The houses should be cleaned and in place by February each year to attract migrating bluebirds for bluebird nesting season. Leave them up year-round, since overwintering bluebirds use them for roosting. To ensure that they are weather-tight and clean, open the boxes after each nesting season, remove all nesting materials, and make any necessary repairs.
Bluebird Diet for Creating Bluebird Habitat
A bluebird’s diet consists of approximately 70% insects and 30% plants; and should be considered when locating bluebird houses. Common insects consumed by bluebirds include beetles, larvae, crickets, caterpillars, grasshoppers, and spiders.
Bluebirds rely on fruit for more than 30 percent of their diet. Their favorite fruits include berries; such as raspberries, blackberries, and elderberries. All three of these grow naturally and abundantly on Bramblestone Farm and may be one reason we have lots of bluebirds.

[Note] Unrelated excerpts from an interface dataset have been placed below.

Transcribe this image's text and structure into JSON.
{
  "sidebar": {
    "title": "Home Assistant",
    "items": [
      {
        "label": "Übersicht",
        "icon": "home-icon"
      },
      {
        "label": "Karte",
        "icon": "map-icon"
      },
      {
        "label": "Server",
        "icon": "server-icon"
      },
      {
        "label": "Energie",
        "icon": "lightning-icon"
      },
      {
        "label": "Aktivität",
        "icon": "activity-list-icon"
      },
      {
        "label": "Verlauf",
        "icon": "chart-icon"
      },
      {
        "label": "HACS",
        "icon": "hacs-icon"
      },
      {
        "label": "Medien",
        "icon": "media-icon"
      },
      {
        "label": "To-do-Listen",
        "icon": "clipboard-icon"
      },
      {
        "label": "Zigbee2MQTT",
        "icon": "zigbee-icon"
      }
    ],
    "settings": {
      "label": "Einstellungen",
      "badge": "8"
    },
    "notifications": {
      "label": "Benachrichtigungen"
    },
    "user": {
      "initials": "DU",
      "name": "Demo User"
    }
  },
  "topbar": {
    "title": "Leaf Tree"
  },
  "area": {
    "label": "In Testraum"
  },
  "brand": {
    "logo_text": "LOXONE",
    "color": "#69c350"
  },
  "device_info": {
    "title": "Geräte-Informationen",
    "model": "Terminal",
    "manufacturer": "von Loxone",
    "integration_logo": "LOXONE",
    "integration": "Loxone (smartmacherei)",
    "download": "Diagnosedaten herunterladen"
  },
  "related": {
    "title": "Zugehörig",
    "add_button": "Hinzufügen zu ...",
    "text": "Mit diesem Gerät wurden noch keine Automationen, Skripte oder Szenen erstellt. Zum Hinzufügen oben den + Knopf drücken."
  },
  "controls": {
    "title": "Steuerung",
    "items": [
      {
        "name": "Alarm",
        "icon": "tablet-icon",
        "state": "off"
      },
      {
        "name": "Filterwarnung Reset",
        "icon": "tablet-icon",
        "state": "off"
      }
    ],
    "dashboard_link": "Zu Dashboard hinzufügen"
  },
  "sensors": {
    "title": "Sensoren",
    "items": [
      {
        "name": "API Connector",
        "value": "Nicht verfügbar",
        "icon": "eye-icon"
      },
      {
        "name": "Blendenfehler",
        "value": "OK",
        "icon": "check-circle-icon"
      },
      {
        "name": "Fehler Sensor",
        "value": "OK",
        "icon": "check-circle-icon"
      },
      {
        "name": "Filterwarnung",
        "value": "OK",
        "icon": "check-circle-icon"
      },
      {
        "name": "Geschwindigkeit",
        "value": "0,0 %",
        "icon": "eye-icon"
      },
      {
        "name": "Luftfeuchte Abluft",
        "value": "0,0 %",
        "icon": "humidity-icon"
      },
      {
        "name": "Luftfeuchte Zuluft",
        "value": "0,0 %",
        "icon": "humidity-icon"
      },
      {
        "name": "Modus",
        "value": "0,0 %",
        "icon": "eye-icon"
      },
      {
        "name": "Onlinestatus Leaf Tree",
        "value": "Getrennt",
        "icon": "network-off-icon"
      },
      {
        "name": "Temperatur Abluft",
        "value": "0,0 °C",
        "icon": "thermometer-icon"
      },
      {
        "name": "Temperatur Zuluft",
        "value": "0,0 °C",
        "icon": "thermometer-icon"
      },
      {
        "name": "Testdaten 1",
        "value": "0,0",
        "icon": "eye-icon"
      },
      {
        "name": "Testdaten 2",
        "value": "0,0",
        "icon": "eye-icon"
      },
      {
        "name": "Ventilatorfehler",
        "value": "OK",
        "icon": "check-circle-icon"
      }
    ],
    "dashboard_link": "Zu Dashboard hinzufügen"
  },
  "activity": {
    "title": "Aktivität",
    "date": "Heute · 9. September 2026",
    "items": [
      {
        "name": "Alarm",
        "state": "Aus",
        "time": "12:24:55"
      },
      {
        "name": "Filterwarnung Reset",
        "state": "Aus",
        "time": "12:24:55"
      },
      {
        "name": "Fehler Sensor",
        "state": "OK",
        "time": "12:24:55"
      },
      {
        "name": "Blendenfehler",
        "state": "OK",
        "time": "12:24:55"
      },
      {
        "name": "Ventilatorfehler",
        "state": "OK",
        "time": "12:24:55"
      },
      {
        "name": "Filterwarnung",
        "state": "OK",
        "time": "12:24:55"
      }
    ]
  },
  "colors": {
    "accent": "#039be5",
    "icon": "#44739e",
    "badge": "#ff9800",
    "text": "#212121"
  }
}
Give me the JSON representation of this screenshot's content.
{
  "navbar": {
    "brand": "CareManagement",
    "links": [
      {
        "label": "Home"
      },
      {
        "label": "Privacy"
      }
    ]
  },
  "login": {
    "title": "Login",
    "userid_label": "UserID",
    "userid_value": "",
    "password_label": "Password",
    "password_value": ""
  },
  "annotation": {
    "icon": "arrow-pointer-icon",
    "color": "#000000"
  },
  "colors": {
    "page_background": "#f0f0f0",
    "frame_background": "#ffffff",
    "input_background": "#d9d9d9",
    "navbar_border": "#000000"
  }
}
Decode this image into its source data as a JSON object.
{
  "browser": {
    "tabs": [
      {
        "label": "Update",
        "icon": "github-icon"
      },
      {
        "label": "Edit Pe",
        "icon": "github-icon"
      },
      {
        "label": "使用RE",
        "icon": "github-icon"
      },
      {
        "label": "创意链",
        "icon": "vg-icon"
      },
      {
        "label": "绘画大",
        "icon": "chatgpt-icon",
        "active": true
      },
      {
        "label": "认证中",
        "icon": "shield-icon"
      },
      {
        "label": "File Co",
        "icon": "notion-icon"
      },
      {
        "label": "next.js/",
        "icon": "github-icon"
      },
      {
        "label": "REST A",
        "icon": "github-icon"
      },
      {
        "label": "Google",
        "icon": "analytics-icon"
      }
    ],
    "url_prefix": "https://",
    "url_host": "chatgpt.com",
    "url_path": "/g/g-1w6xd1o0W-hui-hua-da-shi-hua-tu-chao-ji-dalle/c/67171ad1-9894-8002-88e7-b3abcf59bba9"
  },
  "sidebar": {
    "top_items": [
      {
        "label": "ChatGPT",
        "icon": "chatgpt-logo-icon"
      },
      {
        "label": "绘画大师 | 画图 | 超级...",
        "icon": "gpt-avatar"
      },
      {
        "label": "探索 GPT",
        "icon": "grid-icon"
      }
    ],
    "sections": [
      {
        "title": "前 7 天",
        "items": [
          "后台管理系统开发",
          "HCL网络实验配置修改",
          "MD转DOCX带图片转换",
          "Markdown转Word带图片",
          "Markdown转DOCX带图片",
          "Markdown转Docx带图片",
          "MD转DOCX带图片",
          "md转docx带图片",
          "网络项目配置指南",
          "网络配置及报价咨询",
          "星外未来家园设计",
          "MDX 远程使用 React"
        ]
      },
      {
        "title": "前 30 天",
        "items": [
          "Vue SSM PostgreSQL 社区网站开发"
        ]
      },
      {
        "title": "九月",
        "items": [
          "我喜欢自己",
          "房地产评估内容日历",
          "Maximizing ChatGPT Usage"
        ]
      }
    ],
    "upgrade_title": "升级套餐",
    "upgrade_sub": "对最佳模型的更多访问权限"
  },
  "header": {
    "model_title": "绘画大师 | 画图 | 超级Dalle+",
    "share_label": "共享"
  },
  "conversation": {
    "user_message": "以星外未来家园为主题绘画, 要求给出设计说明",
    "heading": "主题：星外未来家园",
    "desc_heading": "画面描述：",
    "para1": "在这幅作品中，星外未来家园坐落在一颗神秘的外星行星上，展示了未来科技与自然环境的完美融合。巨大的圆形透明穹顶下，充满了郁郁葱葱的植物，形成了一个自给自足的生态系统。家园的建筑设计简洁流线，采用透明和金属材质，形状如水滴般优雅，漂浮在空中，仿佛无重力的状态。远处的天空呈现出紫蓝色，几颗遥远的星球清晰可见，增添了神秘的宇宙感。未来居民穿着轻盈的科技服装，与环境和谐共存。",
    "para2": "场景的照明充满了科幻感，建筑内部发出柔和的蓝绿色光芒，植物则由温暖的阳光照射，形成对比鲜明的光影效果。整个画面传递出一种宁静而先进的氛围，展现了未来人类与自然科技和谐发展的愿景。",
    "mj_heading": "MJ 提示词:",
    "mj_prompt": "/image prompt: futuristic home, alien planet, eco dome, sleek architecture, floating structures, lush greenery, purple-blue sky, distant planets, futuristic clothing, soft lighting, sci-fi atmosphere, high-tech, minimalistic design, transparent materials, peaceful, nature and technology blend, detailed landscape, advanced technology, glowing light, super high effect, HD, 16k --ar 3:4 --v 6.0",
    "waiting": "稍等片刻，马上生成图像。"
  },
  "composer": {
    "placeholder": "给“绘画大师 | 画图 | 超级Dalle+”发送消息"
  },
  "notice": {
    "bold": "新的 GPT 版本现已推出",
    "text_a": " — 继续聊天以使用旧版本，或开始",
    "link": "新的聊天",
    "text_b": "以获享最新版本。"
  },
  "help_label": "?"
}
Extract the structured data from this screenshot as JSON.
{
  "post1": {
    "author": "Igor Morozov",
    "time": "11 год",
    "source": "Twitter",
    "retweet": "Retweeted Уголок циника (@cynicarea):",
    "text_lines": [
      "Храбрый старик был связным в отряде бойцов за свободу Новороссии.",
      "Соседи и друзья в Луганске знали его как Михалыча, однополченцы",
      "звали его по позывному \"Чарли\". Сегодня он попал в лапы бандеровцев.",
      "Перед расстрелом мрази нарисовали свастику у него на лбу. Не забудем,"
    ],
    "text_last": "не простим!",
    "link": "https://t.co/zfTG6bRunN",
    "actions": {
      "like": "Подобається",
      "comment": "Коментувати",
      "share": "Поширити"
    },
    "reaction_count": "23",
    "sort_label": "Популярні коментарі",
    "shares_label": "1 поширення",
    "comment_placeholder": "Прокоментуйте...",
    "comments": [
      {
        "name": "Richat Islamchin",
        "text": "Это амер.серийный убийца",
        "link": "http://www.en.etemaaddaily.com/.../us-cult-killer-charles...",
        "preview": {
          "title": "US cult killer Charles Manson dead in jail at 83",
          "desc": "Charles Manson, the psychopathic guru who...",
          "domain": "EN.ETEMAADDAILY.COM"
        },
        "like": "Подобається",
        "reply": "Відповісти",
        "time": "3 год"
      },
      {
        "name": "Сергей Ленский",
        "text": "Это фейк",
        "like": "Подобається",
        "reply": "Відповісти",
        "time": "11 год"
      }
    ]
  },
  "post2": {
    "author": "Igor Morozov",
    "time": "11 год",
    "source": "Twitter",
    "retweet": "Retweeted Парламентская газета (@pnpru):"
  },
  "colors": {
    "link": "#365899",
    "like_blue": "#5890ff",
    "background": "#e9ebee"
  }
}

In the winter, bluebirds depend on plant species that overwinter fruits. These include black cherry, serviceberry, sumac, dogwood, grape, honeysuckle, hackberries, bittersweet, viburnum, greenbrier, American holly, mountain ash, and pokeweed.
Bluebirds will eat from bird feeders if they’re stocked with currants, raisins, or other bits of fruit. They also enjoy mealworms.
Once bluebirds have taken up residence, watching the houses and removing nests as soon as young birds have left may increase the chances of a second hatch. As a minimum, the houses should be cleaned and repaired in early February each year.
Nesting boxes constructed per the directions above and properly located are usually eagerly accepted by bluebirds. We were generally successful in attracting bluebirds even when we lived in the suburbs.